June 25, 2015

Millions of California homeowners may be surprised the next time they go to purchase a new smoke alarm. As of July 1, smoke and combination smoke and carbon monoxide alarms powered by replaceable batteries are no longer available for sale. Instead, all battery-powered smoke alarms or combination alarms approved for sale by the state fire marshal must be powered by a sealed, 10-year battery. Kidde Worry-Free smoke and combination alarms comply with the requirements and are available throughout California. Kidde Fire Safety, a leading manufacturer of residential fire safety products, is a part of UTC Building & Industrial Systems, a unit of United Technologies Corp. (NYSE: UTX).

A 2014 survey conducted by Qualtrics on behalf of Kidde found two-thirds of California homes use battery-powered smoke alarms, and nearly one out of three have alarms that are over 10 years old. The state fire marshal and national fire organizations like the National Fire Protection Association (NFPA) recommend replacing smoke alarms every 10 years, yet 41 percent of Californians surveyed didn’t think they needed to do so.

"The risk of dying in a home fire is cut in half in homes with working smoke alarms," said Tonya Hoover, California state fire marshal. "Installing sealed, tamper-proof alarms with long-life lithium batteries provides the home’s occupants with 10 years of continuous smoke detection and no need to worry about changing batteries. More important, it will help save lives."

The NFPA reports three out of every five home fire deaths occur in homes that do not have a smoke alarm or where the alarm didn’t work – mainly due to dead or missing batteries. A long-life battery sealed inside an alarm makes it virtually tamper-proof and eliminates the risk associated with disabling the alarm.

The law, SB-745, also requires owners of rented or leased residential dwellings to ensure smoke alarms are located in every bedroom, in hallways leading to bedrooms, and on each level of a home by Jan. 1, 2016 in order to comply with current building standards. U.S. Census Bureau data from 2013 shows 5.6 million renters occupied homes in California.

The average new U.S. home needs four or five smoke alarms, based on code requirements to install alarms on each floor and inside and outside of bedrooms. However, survey results found 70 percent of California homes have fewer than four alarms, leaving families unprotected.

"Having smoke alarms throughout the home can help save lives by alerting families to potential fire risks," said Chris Rovenstine, vice president, sales and marketing, Kidde. "We applaud the state of California for requiring homes to be protected with smoke alarms with sealed, 10-year batteries and making it a priority for homeowners to be proactive in their steps to safety."

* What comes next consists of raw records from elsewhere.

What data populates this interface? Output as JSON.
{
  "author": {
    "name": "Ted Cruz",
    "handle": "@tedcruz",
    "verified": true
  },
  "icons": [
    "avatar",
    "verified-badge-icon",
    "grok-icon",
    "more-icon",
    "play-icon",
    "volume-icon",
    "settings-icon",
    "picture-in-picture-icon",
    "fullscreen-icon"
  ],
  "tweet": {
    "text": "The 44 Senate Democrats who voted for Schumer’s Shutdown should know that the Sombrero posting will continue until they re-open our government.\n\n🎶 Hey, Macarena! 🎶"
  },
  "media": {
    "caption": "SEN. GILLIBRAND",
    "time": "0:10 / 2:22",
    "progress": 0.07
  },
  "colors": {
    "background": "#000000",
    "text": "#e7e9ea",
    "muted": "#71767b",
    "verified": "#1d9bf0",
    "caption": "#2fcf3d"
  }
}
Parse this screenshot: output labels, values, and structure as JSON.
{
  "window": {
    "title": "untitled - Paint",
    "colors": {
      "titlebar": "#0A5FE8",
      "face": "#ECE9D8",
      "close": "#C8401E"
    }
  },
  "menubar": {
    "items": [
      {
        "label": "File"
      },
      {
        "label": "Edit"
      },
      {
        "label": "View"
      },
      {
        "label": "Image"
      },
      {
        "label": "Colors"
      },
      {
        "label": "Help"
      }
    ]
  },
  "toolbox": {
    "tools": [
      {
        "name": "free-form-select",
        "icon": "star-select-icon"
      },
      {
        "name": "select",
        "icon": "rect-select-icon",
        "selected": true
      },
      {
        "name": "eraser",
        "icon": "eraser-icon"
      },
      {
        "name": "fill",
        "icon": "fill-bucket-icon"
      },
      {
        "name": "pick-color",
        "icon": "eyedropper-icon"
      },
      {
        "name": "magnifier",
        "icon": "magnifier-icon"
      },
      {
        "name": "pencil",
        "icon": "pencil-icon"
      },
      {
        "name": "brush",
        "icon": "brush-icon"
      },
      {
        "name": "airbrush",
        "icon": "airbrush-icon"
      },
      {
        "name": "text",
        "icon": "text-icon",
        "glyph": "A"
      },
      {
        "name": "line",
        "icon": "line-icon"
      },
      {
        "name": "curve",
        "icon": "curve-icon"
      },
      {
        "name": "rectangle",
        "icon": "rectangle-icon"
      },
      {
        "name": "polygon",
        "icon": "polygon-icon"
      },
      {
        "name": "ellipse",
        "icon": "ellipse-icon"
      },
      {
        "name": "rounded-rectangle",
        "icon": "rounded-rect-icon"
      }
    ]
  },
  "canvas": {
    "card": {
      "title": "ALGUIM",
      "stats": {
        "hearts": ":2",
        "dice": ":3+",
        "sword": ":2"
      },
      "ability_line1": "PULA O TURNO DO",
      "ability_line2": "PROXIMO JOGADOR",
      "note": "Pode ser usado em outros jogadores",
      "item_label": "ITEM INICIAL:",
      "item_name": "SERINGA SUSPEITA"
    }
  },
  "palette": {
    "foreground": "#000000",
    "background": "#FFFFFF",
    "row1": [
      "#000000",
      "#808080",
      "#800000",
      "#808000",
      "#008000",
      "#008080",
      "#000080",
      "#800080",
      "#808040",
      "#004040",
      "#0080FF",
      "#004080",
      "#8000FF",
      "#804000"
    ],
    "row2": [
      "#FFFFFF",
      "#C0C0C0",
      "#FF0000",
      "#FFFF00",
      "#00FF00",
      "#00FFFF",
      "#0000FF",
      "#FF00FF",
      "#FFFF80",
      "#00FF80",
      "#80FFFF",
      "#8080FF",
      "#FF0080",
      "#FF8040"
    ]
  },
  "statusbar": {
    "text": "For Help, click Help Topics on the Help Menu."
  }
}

Ten-year sealed-battery smoke alarms, such as Kidde’s Worry-Free line, are safer alternatives that require less maintenance, are available at home improvement retailers and cost between $25 and $50. With no need to replace batteries, consumers save about $40 in battery costs over the life of one alarm. After 10 years, the alarms will sound a warning to indicate it is time for replacement. Additionally, the line offers units with location-based features, such as an added voice-warning in the bedroom alarm.

For more information, visit www.worryfreealarm.com.